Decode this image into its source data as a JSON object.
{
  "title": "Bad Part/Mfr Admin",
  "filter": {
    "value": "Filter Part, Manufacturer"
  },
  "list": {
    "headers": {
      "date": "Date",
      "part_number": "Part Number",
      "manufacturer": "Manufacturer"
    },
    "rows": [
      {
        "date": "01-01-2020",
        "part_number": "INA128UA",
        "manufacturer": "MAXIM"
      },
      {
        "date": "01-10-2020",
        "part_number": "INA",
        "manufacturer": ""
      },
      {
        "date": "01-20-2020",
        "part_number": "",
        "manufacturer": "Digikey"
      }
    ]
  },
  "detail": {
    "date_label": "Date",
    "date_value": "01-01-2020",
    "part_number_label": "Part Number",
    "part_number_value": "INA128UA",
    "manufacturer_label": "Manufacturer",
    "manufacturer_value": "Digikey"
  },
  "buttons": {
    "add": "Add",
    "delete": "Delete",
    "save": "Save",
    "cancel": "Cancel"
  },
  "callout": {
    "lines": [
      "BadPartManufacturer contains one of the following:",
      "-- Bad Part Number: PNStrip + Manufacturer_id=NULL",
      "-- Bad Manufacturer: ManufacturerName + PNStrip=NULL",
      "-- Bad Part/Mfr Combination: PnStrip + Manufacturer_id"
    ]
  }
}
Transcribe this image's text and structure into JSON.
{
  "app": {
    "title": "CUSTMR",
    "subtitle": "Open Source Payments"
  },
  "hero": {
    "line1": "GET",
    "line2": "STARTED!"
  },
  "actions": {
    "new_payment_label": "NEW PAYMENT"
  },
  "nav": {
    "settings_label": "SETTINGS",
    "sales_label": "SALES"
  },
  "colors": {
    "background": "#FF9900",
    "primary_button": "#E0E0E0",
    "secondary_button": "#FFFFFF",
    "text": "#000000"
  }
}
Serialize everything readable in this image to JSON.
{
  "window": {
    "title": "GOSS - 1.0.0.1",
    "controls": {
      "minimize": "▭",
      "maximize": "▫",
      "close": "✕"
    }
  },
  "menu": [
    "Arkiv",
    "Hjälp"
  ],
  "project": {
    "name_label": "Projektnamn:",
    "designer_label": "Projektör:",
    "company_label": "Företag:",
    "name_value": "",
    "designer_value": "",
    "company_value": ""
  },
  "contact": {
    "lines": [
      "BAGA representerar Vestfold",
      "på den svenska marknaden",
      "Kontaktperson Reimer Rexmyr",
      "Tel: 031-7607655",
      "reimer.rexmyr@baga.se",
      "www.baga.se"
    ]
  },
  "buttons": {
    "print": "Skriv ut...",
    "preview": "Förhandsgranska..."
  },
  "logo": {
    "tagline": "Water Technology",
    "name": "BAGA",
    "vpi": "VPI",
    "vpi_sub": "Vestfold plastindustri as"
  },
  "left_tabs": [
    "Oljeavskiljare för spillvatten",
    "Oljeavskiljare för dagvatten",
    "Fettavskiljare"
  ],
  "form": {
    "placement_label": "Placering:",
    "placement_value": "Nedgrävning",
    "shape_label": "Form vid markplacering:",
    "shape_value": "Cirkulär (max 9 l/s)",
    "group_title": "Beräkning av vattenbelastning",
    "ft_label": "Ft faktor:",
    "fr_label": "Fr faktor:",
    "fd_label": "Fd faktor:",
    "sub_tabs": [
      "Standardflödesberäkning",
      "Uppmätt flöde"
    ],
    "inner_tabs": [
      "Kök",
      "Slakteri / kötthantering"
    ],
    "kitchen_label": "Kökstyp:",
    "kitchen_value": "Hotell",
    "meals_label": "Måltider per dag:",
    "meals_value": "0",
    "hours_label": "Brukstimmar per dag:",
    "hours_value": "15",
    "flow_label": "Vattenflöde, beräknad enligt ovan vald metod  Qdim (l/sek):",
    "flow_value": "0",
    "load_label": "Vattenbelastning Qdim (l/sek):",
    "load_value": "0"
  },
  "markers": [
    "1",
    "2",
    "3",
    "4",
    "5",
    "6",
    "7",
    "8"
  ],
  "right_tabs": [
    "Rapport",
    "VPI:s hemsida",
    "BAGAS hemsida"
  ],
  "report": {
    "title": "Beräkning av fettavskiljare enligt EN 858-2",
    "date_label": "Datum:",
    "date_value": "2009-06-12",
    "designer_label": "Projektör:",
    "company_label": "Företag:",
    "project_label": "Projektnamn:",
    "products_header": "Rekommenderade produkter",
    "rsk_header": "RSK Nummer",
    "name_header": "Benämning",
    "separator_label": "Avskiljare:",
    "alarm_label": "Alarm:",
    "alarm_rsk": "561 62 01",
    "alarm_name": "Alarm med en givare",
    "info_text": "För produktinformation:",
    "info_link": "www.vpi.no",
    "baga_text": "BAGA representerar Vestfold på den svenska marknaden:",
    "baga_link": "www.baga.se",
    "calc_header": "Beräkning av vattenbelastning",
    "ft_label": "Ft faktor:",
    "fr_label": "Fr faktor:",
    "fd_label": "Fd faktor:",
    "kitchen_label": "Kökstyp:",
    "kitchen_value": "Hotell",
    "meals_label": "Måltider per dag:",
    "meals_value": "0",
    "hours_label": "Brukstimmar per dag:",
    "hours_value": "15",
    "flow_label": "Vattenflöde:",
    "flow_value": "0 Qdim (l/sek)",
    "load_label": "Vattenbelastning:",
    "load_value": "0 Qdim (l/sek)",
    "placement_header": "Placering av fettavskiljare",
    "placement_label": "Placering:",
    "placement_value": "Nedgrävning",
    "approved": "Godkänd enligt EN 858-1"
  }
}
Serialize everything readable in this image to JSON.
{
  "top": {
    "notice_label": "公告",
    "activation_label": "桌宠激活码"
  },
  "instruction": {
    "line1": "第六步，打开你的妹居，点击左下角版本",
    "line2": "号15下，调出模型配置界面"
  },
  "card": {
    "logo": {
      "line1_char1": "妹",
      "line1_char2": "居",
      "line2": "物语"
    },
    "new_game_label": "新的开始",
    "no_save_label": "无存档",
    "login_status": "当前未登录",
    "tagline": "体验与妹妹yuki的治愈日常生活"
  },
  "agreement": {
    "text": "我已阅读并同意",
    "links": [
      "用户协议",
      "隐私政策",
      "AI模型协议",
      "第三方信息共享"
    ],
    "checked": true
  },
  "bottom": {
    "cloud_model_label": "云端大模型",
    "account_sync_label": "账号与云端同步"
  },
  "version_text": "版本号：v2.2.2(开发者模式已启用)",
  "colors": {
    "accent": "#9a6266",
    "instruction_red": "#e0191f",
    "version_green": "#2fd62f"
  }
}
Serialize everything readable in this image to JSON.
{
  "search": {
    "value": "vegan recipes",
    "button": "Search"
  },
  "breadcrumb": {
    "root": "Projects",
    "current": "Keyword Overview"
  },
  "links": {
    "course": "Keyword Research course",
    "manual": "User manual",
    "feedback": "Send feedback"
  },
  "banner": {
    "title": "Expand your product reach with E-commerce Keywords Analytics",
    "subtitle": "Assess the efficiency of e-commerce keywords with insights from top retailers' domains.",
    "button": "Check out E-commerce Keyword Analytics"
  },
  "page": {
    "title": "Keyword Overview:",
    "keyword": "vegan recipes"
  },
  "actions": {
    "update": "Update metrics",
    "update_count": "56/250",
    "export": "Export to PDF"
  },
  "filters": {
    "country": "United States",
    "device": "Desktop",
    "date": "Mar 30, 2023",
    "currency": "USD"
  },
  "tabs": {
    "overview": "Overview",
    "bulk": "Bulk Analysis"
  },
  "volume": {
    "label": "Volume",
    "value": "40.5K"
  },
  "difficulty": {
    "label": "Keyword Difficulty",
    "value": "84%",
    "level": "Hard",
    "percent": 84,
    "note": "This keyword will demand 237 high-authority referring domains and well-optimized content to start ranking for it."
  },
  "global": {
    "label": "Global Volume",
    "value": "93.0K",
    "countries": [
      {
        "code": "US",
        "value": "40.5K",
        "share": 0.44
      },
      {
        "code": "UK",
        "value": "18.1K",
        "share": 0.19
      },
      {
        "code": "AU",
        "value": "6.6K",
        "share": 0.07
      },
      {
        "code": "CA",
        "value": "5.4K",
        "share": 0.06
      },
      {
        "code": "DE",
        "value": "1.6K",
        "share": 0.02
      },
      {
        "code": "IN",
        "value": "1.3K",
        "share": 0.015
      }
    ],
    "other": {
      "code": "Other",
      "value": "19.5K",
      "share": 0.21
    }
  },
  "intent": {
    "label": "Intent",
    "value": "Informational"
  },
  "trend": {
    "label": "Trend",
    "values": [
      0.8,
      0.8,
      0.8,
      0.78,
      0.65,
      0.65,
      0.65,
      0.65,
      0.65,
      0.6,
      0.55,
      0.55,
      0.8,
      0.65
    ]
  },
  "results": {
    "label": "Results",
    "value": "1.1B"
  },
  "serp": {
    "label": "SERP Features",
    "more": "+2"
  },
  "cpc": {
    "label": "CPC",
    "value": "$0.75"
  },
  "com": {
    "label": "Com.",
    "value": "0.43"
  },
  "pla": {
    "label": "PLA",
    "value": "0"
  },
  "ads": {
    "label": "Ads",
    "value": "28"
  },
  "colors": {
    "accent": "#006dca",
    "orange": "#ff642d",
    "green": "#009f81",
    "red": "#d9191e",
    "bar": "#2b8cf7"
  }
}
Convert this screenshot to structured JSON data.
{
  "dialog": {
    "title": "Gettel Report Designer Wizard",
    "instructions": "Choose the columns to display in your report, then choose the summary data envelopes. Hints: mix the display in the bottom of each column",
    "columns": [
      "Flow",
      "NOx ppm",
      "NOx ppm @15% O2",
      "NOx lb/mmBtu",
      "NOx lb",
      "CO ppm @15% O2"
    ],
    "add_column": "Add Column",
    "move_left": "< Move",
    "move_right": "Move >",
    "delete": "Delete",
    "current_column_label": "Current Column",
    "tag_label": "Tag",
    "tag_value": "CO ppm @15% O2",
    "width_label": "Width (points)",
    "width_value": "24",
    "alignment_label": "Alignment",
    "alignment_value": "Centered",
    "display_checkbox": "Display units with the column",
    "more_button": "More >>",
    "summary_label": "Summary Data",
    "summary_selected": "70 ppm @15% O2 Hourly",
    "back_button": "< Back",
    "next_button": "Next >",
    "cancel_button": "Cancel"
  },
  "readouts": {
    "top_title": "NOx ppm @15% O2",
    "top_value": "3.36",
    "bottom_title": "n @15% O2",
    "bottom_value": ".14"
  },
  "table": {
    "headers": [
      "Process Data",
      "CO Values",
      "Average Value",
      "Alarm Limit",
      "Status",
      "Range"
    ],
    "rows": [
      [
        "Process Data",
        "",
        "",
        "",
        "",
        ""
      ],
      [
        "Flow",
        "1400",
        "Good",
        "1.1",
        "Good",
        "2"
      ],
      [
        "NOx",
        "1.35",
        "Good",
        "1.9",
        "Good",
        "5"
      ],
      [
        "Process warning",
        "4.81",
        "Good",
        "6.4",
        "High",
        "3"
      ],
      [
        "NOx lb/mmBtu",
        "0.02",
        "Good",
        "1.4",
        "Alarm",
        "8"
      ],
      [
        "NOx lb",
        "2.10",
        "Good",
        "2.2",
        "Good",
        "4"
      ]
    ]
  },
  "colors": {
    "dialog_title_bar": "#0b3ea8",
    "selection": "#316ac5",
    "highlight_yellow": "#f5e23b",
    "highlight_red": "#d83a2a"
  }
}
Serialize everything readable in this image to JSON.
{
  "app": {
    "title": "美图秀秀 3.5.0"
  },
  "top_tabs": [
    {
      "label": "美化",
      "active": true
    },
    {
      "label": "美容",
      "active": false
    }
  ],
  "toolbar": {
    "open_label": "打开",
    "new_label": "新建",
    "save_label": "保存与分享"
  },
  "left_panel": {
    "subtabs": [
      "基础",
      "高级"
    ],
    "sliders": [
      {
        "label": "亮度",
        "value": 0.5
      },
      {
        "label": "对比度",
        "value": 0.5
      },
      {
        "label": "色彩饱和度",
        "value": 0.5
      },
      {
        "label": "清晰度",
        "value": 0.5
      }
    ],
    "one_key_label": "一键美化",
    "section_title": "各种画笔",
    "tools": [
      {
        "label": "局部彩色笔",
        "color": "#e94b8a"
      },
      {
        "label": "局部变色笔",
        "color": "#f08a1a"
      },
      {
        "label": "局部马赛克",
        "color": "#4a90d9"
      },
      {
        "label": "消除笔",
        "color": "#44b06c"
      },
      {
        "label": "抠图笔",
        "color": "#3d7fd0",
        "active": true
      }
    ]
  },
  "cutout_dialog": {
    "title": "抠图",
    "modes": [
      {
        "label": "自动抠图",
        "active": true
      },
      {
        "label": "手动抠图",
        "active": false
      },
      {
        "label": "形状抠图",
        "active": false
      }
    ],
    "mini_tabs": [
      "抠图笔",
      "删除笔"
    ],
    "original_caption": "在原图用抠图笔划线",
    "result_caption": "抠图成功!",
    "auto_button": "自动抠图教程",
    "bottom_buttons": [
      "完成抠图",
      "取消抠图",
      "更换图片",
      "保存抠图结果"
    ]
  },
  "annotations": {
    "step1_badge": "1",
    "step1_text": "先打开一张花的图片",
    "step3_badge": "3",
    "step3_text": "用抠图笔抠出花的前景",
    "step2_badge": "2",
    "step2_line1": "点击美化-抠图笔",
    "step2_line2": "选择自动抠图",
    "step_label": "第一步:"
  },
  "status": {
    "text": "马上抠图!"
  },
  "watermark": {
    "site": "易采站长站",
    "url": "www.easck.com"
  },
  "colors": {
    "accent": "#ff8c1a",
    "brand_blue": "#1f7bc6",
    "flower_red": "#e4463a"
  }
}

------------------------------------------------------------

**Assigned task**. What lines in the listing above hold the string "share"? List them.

**Answer space**.
        "share": 0.44
        "share": 0.19
        "share": 0.07
        "share": 0.06
        "share": 0.02
        "share": 0.015
      "share": 0.21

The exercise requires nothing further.